Friday | October 03, 2003
Plame Affair Merely a Symptom
By Meteor Blades
Count on the NY Daily News to give its unique slant to the Valerie Plame Affair: She’s cute.
WASHINGTON - The spy allegedly outed by a White House leaker is an attractive blond with Bond-girl looks who ran overseas operations and recruited agents for the CIA, sources told the Daily News yesterday. …
The mother of 3-year-old twins, Plame turns heads when she steps into a room, sources said.
"She has classic good looks: very shapely, long legs and blond shoulder-length hair," a source said. "She would be a star in her own Hollywood picture."
But, glitter aside, the paper also puts to rest the idiotic Rightist spin – including Novak’s - that Plame really wasn’t a covert operative.
Two former senior intelligence officials confirmed that Valerie Plame, 40, is an operations officer in the spy agency's directorate of operations - the clandestine service.
Plame "ran intelligence operations overseas," said Vincent Cannistraro, former CIA counterterrorism operations chief.
Her specialty in the agency's nonproliferation center was biological, chemical and nuclear weapons and "recruiting agents, sending them to areas where they could access information about proliferation matters, weapons of mass destruction," Cannistraro said. …
"Her assets may be at risk," [Cannistraro] said. "I think that's what justified the probe."
Insightful comments on dKos threads the past couple of days by Sara and Melanie have pointed out that the Plame Affair is just a symptom of continuing warfare between the White House, the Pentagon and the CIA.
Neoconservatives, in particular, have accused the Agency of having failed the nation, permitting planning for the attacks of 9-11 to go undetected. They were furious, too, that the CIA’s intelligence didn’t provide strong evidence that Iraq was the imminent threat that the neocons vociferously claimed it was. The dispute between the neocons and the established intelligence community didn’t begin when the World Trade Center towers crashed into lower Manhattan, however. The wrangling dates back to the 1980s when the Committee on the Present Danger was saying the Soviet Union was much more dangerous than the CIA claimed and publishing annual reports to prove it. Reports that turned out to be … exaggerations. Just like their “reports” on Iraq.
In his column in Wednesday’s Los Angeles Times, Max Boot, a senior fellow at the Council on Foreign Relations, takes up the neocon cudgel, the first blow being an oh-it's-just-politics attack on Democrats for their efforts to get to the bottom of the Plame Affair:
The Democrats seem to have learned a valuable lesson from Republicans about how to attack a popular president: First, take some complicated incident that no one outside the Beltway understands. Trumpet it as a "scandal." Denounce the president as the biggest scoundrel this side of Spiro Agnew.

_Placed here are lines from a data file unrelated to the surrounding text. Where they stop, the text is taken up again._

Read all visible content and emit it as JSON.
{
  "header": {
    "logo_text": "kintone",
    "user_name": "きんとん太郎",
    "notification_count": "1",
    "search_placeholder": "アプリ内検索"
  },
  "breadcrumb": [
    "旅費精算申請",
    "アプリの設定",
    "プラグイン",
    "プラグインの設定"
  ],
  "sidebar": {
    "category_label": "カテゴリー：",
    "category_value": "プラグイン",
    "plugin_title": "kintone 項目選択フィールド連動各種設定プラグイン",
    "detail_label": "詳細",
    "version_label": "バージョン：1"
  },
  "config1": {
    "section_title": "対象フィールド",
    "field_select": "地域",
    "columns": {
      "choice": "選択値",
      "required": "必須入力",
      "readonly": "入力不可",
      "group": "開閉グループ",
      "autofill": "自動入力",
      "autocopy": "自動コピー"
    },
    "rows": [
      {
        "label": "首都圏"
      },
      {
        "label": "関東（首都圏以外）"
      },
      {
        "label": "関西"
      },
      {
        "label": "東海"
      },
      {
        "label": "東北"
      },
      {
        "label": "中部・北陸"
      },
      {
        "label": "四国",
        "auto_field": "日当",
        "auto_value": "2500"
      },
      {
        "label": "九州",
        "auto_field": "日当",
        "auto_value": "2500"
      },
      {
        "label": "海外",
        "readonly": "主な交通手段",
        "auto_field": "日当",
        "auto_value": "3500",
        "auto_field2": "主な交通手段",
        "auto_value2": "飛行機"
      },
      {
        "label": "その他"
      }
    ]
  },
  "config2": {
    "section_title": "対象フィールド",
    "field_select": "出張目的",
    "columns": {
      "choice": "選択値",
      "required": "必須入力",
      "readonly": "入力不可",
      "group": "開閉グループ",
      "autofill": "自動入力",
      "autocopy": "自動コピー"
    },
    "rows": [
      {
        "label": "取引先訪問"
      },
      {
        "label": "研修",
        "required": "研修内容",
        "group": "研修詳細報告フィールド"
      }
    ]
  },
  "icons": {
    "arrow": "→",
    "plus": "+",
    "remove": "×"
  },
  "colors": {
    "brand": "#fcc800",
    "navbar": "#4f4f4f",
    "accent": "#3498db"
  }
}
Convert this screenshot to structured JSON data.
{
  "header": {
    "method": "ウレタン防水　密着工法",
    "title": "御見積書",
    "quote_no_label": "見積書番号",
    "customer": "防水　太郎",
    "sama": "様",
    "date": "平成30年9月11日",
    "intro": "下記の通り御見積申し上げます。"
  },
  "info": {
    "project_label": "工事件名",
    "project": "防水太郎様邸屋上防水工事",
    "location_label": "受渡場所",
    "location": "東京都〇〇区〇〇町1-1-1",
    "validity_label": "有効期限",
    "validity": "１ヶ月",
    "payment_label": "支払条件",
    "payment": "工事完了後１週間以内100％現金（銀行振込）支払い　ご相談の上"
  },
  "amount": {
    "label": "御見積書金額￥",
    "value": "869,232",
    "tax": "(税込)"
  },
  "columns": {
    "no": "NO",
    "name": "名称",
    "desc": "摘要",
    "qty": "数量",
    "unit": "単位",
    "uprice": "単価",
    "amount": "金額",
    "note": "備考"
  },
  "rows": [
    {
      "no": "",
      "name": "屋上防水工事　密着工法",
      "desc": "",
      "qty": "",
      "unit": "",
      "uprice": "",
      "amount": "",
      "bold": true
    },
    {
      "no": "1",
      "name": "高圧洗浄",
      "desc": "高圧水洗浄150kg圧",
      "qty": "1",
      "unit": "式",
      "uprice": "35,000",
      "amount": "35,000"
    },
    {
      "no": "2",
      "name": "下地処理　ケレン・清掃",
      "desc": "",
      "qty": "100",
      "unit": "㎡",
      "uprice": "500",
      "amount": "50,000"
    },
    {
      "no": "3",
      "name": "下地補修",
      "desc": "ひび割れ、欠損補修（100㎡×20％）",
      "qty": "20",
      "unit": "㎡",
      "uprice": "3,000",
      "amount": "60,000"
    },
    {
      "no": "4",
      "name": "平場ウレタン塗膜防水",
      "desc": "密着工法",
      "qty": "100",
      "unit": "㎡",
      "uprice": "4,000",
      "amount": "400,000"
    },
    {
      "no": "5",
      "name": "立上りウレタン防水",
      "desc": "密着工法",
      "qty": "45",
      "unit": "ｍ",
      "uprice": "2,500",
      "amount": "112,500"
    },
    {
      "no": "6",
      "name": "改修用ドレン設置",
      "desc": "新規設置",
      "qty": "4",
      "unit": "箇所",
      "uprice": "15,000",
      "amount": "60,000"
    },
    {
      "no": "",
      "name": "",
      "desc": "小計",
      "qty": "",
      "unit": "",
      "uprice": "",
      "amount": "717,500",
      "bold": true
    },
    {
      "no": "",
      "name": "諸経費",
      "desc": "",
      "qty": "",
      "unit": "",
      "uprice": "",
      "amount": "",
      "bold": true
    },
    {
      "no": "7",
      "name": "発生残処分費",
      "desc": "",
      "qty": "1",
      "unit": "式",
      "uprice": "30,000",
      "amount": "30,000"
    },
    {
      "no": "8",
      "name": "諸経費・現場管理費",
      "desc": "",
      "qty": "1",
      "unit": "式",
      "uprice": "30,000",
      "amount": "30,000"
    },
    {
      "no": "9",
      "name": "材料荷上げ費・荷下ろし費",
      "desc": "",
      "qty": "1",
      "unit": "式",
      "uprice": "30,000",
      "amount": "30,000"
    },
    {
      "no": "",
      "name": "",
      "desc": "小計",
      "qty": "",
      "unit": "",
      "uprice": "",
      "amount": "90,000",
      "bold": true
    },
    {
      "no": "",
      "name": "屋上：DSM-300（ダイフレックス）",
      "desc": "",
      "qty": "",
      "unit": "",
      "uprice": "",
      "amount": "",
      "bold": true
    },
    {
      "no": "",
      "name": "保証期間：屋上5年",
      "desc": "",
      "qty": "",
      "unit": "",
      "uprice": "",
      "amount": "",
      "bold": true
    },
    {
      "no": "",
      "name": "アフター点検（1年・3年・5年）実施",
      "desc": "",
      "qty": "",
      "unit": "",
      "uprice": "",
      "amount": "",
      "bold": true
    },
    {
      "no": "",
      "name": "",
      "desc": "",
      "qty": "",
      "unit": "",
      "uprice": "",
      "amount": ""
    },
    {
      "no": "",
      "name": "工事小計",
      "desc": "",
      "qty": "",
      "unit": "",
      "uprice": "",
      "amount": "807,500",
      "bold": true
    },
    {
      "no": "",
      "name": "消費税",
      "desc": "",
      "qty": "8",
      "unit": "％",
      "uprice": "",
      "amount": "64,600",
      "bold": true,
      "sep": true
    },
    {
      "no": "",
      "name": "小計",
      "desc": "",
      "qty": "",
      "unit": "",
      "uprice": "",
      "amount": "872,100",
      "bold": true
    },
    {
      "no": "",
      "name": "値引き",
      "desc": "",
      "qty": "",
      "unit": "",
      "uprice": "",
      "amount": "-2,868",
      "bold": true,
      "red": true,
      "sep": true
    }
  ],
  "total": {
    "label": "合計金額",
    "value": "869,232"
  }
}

Demand that the FBI, an independent counsel, the Royal Canadian Mounted Police and every gumshoe under the sun investigate this shocking breach of ethics. Then sit back and watch the election returns roll in.
No big deal here, folks. Tempest in a teacup. Just some silly partisanship.
Boot reserves the rest of his screed to firing some rounds in the neocon-CIA war.
In a recent Christian Science Monitor, Boot provided a nutshell view of the neocon world:
I think it's likely that the Gore administration would have invaded Afghanistan after 9/11. I think it's unlikely they would have invaded Iraq. That's the big difference.
That difference - in short, the refusal to follow the PNAC-Bush Doctrine of pre-emptive strikes – would have led to more 9-11s in the future, according to Boot.
Meanwhile, the fruits of the Doctrine are becoming all too plain:
In a 131-page report presented by the Russian Defence Minister Sergei Ivanov yesterday at the meeting of the country's top military brass, on the map showing Russia’s threat perceptions Pakistan has been depicted as a politically unstable nation with nuclear weapons.
Afghanistan and US-occupied Iraq are also depicted as potential threats for Russia's security.
Presenting the latest military doctrine, Ivanov said that Russia reserves the right of preventive military strikes to thwart threats to its own vital interests or of its allies, including the protection of crucial transport arteries, and stability in the neighbouring countries.
Sow the wind, reap the whirlwind.Posted October 03, 2003 12:00 AM | Comments (155)